First, an apology: the draft embeds OIDs in IKE packets. Throughout this review I use the term "ASN.1" for both the objects and the encoding. I do realize that ASN means abstract syntax notation, and that the correct term to use for the encoding ia BER, but this is a very common misuse. The draft does get this correct.

I am somewhat confused by the IEC standards numbers. The abstract and introduction mostly discuss IEC 61850, which is the "power utility automation" family of standards. On the other hand, the number in the title of the draft is IEC 62351. There is a reference to a document called "IEC 62351 Part 9 - Key Management". I can see how this draft relates to key management, but "part 9" of what?

Another thing that's missing for me, as one uninitiated in the ways of the IEC, is what are we negotiating keys for? I get that it's not IPsec, but at the end of the protocol, we have keys that are distributed to group members. Now, what is this data layer that can now use them. A reference to some standard ("IEC-61850-9-2" would be OK), but since these are not widely available, some short description of what this protocol looks like would be great.

Another generic comment is about the IANA considerations as well as parts of section 2.2. Why do we need to establish new registries, that are duplicates of IPsec registries with one additional value?

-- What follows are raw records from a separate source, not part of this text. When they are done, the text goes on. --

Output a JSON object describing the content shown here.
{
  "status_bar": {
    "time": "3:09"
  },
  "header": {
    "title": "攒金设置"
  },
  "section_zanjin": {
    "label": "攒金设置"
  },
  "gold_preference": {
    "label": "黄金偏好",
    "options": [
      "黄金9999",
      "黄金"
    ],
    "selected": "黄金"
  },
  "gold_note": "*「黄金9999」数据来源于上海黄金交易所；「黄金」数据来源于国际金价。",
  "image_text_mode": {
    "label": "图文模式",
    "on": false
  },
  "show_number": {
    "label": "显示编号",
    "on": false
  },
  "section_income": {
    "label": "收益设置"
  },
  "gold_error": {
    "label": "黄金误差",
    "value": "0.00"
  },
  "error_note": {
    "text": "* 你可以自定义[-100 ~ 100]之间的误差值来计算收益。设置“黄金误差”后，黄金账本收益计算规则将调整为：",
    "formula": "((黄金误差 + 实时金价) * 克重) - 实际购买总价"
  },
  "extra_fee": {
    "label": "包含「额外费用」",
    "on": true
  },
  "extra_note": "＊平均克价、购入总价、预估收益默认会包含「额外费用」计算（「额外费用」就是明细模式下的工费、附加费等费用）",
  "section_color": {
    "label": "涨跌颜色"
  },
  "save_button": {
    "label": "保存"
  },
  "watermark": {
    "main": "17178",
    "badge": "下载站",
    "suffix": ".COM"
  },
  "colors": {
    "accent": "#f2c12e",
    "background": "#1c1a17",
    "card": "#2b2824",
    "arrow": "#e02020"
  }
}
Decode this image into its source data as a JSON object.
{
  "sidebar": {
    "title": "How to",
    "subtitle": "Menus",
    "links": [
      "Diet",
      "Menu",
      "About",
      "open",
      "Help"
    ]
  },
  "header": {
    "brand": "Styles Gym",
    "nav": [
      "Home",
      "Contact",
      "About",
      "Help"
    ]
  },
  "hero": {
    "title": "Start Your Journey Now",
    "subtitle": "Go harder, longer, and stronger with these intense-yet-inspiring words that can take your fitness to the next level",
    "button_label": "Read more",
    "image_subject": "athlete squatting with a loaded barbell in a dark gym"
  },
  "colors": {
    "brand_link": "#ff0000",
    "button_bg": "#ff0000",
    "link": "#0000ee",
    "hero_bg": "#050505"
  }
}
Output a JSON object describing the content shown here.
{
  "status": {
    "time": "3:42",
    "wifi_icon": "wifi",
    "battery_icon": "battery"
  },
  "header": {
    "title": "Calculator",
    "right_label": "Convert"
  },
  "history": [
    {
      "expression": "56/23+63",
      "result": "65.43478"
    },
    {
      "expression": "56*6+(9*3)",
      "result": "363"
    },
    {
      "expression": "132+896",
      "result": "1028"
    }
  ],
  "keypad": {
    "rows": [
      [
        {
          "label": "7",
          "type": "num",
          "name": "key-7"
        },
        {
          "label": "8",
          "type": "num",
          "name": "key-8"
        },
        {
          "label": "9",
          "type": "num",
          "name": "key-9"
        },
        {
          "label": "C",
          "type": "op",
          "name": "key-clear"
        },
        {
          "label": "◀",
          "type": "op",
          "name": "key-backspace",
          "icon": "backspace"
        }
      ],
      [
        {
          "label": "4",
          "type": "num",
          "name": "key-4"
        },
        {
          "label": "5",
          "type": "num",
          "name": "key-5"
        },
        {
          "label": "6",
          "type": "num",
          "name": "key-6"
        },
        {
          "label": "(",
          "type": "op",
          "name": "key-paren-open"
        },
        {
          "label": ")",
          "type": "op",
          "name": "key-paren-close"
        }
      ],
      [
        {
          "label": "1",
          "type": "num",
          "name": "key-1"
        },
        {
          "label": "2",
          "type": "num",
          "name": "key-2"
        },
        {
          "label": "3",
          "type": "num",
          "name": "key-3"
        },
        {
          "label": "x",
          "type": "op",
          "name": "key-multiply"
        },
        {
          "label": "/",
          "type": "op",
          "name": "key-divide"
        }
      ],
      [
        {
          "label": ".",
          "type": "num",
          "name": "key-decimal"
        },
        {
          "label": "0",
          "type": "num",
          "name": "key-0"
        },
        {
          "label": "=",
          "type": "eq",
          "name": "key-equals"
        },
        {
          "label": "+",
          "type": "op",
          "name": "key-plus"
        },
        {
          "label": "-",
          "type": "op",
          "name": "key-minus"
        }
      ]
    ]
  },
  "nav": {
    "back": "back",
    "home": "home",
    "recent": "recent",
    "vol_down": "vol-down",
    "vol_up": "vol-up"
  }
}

I know there has been some resistance to adding things there for stuff that's "not IKE", but with this already done in RFC 6932 ([1],[2]), that ship has left the station after the horses had bolted.

Why is there an OID_LENGTH field?  All ASN.1 structures are self-describing in terms of length. There can be a good reason: so that you can implement with a bitwise comparison rather than implementing an ASN.1 parser. Please say so if that's the reason.

I didn't quite get where each of the OIDs in the ID payload (figure 2) and the TEK payload (figure 4) come from. Are they the same? Appendix A suggests that they're not. So,
- what does "type of traffic" mean?  
 - Appendix A says "OID=<ASN.1 for k>" in the TEK payload. What is k?


Yoav

[1] http://www.iana.org/assignments/ipsec-registry/ipsec-registry.xhtml#ipsec-registry-10
[2] http://tools.ietf.org/html/rfc6932